While a number of the team’s promising top prospects taking over at the next level is certainly exciting to an extent, it’s not necessarily the Dodgers’ usual way of conducting business. The front office almost always has one high-profile signing or trade in store each offseason.
Due to the uncharacteristic behavior, one Dodgers insider speculated the restraint on the financial end could be a result of Trevor Bauer’s upcoming suspension appeal, which will be heard by an arbitrator likely within the next month.
Even if a portion of Bauer’s suspension is overturned, it’s going to cost the Dodgers money against the competitive balance tax figure. What’s perhaps worrisome is that Bauer is being represented by the same lawyer as actor Danny Masterson, who just saw his rape case declared a mistrial (a retrial has been rescheduled for March 27).
The court of law can alter MLB commissioner Rob Manfred’s punishment for Bauer, which was the largest non-lifetime ban in the history of the league.
Are the Dodgers really not spending in fear of Trevor Bauer’s suspension being overturned?
"“For Bauer, $60 million is at stake. For the Dodgers, perhaps $100 million is at stake, more than enough to sway the course of the team this winter.“It is not the only factor, but it is an important one. Every business prefers cost certainty, and on that score, the Dodgers are no different than any other local company with a balance sheet.“So the amount the Dodgers might owe Bauer is capped at $60 million.
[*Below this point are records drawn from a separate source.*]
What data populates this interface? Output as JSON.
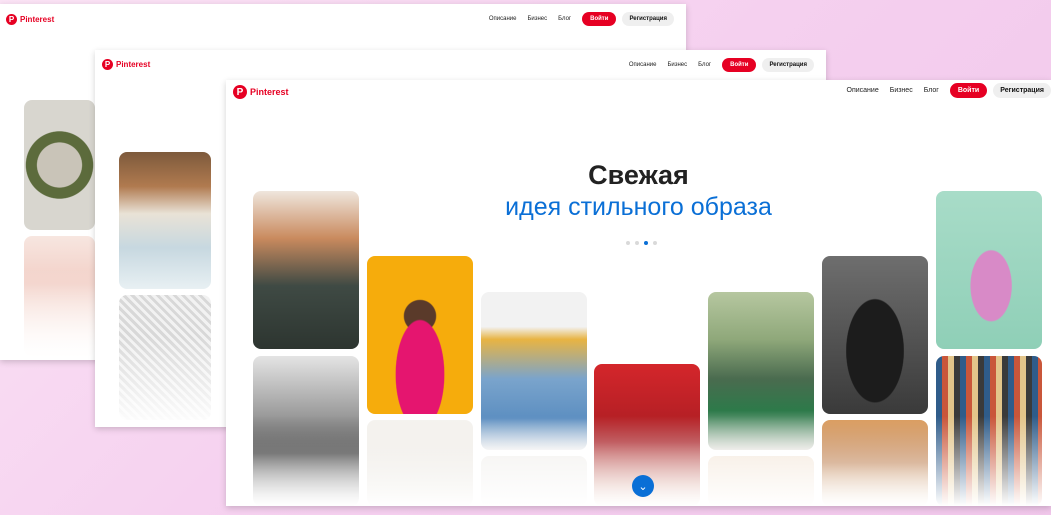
{
  "brand": {
    "name": "Pinterest",
    "logo_glyph": "P",
    "color": "#e60023"
  },
  "nav": {
    "about": "Описание",
    "business": "Бизнес",
    "blog": "Блог",
    "login": "Войти",
    "signup": "Регистрация"
  },
  "hero": {
    "line1": "Свежая",
    "line2": "идея стильного образа",
    "accent_color": "#0a6fd6",
    "carousel": {
      "count": 4,
      "active_index": 2
    }
  },
  "icons": {
    "scroll_down": "chevron-down-icon"
  }
}
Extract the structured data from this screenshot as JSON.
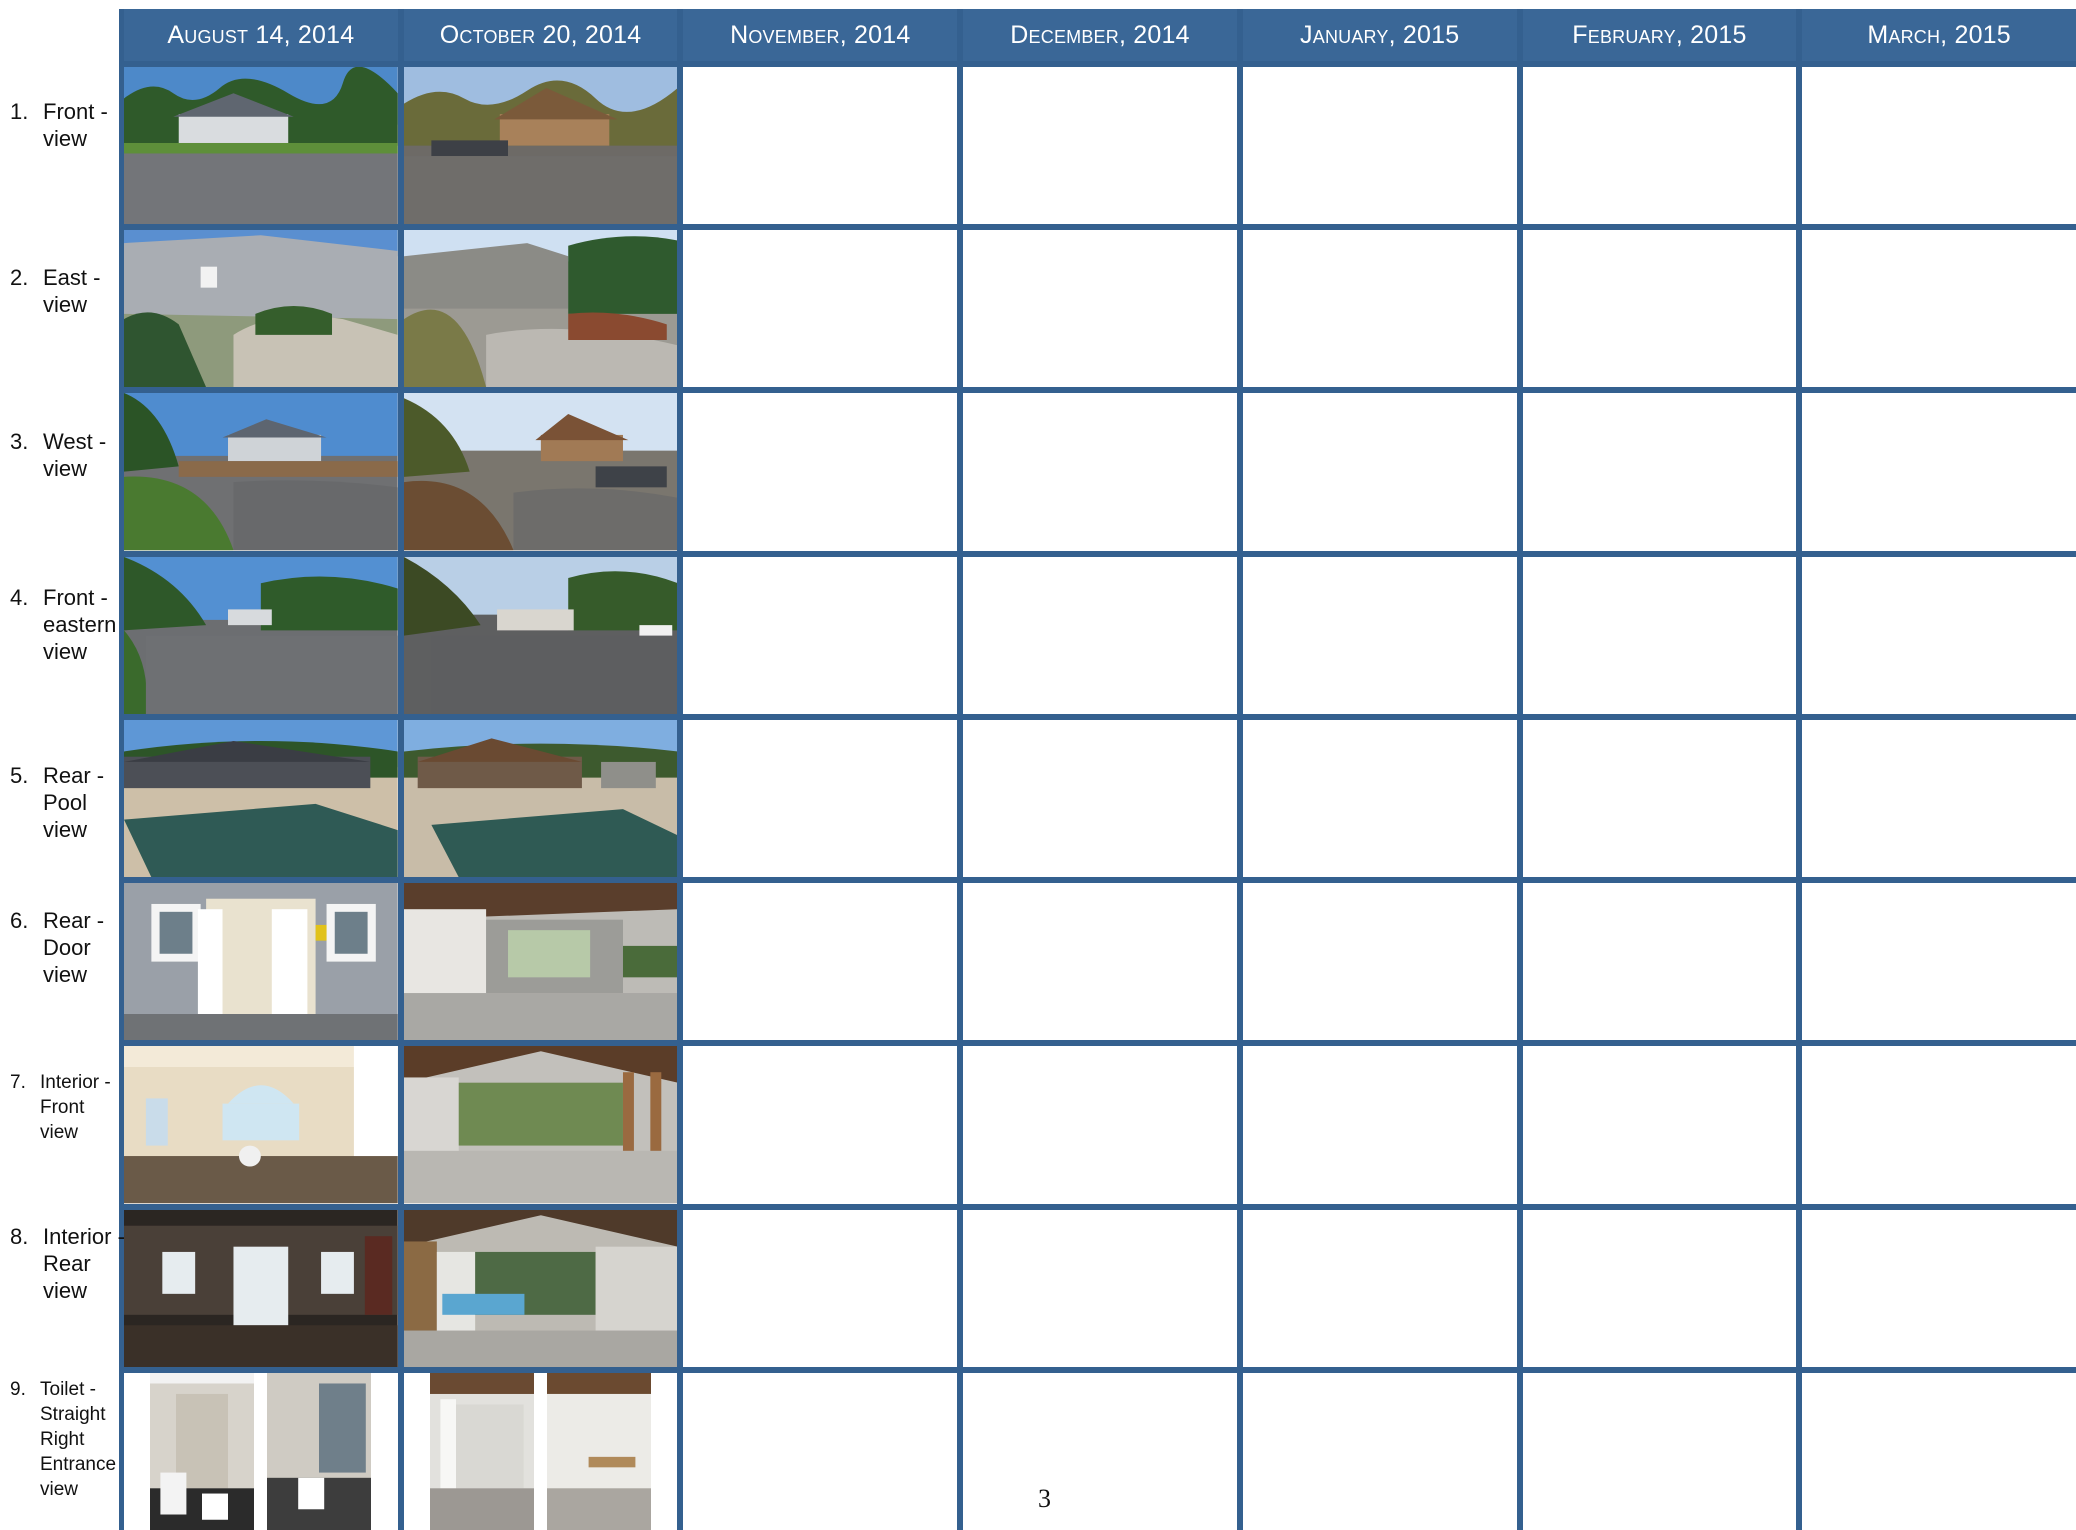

However, the Dodgers also are liable for luxury taxes associated with his salary.“For the 2022 season, that could be an additional $18 million, if the league and the union decide to assess the tax retroactively. For the 2023 season, that could be $19 million if Bauer’s salary alone put the Dodgers over the tax threshold, even more if the payroll rose and taxes were assessed at more punitive levels.”"
With about $190 million committed to their 2023 competitive balance tax totals for next season, it would appear as if the Dodgers are operating in such a manner, especially taking into consideration they had no problem letting all of Justin Turner, Cody Bellinger, Tyler Anderson, Andrew Heaney, Tommy Kahnle and Chris Martin, with only Turner still possessing a possibility to return.
Fans have claimed the “excuses” being used aren’t sufficient. Since when are the Dodgers a team that prioritizes prospects over proven talent? Since when do the Dodgers (or any team) opt to not get better in fear of a certain blockbuster move not being “welcomed” (which has been a big discussion surrounding Carlos Correa)?
There’s certainly a desire for the Dodgers to reset their payroll to lessen the luxury tax hit. It’s not an uncommon thing for big market teams to do. But it’s a bit shocking they’re standing pat with a roster that’s clearly way worse than it’s been the last few years because of something that may not end up even affecting them. And even if it did, the Dodgers have led MLB in attendance since 2013.
Losing a few million should they end up owing Bauer and the league would hardly be a hit to them. So what’s going on here?